  1. Avatar greginak says:

    actually i think Israel uses something like that model. Every citizen is conscripted into the mil. Those that do well go on to be NCO’s and then officers if they pass courses and have good marks from their soldiers and commanders. They do not have military colleges like west point, anapolis, etc. It certainly seems like it can work although there are major cultural issues and history to contend with.

    While Ricks is often great on military matters i can’t take this seriously, regardless of whether it is an idea with merit. Our military can barely cut an unneeded super expensive weapons program, how could they ever even conceive of an idea like getting rid of the academies. Also many academy trained officers are knowledgeable and thoughtful, which is a benefit to us all.Report

  2. Avatar Will says:

    Interesting.
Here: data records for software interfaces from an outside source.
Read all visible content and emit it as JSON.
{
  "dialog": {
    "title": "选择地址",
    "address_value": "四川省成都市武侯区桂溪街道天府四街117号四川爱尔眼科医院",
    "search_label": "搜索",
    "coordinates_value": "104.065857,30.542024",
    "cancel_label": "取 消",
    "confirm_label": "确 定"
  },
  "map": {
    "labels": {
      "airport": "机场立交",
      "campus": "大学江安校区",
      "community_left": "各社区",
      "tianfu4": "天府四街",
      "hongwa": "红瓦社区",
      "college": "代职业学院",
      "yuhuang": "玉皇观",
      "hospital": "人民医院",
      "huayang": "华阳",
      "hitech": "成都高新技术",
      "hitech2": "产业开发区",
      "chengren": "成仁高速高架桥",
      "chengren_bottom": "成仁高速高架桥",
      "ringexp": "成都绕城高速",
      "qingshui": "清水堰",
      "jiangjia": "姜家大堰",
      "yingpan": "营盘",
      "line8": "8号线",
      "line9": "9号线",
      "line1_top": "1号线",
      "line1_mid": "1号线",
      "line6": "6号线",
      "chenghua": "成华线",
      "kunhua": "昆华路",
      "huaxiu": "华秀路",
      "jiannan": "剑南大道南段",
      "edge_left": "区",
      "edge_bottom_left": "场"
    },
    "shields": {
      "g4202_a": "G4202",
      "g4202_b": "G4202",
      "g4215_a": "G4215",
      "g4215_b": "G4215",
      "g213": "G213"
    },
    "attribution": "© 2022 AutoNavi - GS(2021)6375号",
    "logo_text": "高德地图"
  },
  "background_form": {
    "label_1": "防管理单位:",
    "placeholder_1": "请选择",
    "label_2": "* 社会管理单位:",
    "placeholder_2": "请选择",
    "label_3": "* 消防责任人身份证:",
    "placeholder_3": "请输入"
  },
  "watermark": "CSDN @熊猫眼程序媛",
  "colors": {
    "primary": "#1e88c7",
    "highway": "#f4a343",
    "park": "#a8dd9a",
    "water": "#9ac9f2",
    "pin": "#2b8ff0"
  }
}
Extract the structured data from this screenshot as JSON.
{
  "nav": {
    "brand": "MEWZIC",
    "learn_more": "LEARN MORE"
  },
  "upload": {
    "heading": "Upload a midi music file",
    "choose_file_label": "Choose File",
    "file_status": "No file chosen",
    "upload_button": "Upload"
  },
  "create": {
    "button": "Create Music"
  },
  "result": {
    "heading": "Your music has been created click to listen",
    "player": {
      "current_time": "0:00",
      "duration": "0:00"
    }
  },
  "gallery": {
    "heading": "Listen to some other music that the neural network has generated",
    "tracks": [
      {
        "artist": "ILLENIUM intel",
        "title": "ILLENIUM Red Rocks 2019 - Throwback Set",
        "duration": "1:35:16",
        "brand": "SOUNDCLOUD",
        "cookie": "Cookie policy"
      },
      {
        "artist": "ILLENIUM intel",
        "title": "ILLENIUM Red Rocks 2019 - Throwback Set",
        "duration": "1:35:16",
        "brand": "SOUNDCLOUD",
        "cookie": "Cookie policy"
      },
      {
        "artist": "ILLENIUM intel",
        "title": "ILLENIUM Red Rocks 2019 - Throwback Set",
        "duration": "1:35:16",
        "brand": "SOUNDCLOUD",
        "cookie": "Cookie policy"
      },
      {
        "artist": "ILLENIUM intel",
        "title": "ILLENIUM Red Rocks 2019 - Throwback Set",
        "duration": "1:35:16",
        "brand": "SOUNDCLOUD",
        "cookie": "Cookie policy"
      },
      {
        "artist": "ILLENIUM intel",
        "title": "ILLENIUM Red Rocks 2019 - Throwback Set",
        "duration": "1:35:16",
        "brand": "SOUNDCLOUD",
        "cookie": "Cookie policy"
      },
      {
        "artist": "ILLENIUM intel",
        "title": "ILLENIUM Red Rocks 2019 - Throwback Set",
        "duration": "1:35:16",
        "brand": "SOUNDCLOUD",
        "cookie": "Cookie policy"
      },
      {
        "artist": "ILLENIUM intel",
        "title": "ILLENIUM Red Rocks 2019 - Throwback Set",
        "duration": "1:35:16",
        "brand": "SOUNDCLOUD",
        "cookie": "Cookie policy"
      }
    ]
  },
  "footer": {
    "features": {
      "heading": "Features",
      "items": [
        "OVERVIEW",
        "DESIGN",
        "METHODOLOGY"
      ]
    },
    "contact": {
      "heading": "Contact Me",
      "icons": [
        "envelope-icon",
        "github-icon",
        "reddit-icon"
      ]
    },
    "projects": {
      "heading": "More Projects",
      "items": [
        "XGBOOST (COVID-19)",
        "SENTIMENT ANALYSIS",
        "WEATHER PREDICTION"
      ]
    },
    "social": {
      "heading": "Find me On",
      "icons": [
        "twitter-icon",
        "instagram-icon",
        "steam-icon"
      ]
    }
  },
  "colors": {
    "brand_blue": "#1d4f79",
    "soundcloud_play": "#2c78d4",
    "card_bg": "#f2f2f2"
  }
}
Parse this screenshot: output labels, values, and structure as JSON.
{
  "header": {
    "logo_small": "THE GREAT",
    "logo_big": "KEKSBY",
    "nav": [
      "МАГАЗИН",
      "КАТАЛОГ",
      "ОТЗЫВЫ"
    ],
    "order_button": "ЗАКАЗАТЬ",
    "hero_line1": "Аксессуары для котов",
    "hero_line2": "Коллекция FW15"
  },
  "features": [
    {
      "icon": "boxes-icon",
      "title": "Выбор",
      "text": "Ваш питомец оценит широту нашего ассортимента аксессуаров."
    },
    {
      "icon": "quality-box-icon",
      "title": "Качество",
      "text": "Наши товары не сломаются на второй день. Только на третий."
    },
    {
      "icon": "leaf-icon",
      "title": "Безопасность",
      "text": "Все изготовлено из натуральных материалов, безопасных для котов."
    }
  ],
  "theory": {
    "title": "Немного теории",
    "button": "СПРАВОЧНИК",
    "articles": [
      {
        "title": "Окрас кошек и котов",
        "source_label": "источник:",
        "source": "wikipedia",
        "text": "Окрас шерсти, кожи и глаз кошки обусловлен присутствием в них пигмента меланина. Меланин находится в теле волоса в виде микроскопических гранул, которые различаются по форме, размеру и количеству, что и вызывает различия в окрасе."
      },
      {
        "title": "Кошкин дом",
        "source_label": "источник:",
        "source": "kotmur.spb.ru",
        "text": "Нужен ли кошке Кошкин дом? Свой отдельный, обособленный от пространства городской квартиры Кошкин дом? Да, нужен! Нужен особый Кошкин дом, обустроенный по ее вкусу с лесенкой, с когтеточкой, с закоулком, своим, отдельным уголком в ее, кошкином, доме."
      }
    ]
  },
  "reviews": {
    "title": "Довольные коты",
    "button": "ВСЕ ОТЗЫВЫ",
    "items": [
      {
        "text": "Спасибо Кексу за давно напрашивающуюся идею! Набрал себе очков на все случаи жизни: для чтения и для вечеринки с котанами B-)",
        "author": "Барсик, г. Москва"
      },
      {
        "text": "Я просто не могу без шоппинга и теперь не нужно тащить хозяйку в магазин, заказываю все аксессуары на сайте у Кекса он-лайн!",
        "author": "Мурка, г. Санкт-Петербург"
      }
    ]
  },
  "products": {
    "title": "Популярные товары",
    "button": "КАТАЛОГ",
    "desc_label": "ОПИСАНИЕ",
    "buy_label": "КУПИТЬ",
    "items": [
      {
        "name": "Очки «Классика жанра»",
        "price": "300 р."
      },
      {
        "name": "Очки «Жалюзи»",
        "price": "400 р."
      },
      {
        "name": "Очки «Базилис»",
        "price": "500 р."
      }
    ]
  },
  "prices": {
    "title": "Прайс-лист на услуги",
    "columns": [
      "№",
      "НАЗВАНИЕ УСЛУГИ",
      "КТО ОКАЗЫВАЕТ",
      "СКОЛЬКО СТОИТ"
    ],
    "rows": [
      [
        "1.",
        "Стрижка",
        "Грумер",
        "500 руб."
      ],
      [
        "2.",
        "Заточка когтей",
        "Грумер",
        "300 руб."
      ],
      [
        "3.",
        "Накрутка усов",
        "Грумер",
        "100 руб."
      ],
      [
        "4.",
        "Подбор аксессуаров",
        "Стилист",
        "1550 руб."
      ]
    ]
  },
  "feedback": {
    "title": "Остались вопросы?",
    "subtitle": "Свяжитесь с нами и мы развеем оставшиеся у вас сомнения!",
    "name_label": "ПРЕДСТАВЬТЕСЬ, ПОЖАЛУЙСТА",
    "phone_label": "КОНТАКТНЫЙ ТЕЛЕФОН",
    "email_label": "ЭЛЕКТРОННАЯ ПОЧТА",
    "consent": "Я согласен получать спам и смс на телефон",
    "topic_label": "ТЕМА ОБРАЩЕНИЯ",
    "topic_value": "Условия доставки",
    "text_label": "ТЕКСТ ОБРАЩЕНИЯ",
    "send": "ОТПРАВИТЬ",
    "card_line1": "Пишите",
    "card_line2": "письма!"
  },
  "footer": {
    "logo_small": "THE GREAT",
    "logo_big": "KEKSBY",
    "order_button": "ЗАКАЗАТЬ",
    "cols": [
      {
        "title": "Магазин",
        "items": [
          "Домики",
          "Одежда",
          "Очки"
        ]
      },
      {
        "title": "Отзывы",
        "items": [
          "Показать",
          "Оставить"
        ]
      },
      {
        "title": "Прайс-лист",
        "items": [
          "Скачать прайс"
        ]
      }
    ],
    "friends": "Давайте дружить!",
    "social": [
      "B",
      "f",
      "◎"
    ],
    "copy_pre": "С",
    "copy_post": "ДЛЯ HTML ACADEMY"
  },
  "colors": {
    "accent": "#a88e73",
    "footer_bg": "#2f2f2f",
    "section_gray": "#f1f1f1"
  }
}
I wonder why more countries haven’t emulated that approach.Report

  3. This has already been suggested, by Andrew Bacevich in The New American Militarism. In addition to the points Ricks argues, Bacevich is of the opinion that the separation of career military from the lives and experiences of civilians is very bad for the Republic.Report

  4. Avatar Will says:

    Doctor Science –

    Nice catch. Later in the article, Ricks suggests eliminating war colleges and integrating military students into the general academic population for similar reasons.Report

  5. Avatar Bayesian says:

    The DPRK (North Korea) does the same (everybody starts as the equivalent of privates; some are promoted to NCO and then officer). Considering what a complete cockup the country is, their military appeared to be (or did when I had reason to know in the early-mid 90s) frighteningly efficient, no snark.Report

  6. Avatar PD says:

    We do have an OCS program for each of the service branches. OCS provides about 10% of all new officers in the Army, and a certain number of ROTC and USMA graduates are prior service as well, so the number of new officers with some enlisted experience is probably closer to 20-25%. The other services have an even higher percentage.Report

  7. Avatar steve says:

    Tradition is the primary reason. We have also thought that officers benefit from a broader and deeper education, acquired before they begin leading. The best discussion I have seen on this is at Abu Muqawama, which should be a daily rad for some here.


  8. Avatar Will says:

    steve –

    Yes, I saw the entry at Abu Muqawama. His criticism of Ricks seems pretty spot-on, and I think it’s notable that Ricks’ original article doesn’t offer anything beyond anecdotal observations, many of which have been rebutted by military officers.

    Having said that, I still wonder why emulating the Israelis (or the DPRK!) hasn’t been tried in the United States. Requiring promising officer candidates to serve as NCOs first isn’t mutually exclusive with providing officers with a comprehensive education.Report

  9. I still wonder why emulating the Israelis (or the DPRK!) hasn’t been tried in the United States

    Class. Both N. Korea and (at least historically) Israel try to be classless, we’re-all-in-this-together societies. The NCO/CO dichotomy in the US military was inherited from Europe, where it was a conscious, acknowledged division along feudal class lines.Report

  10. Avatar matoko_chan says:

    Nice, Will.
    True subversive guerrilla thought.
    There is hope yet.Report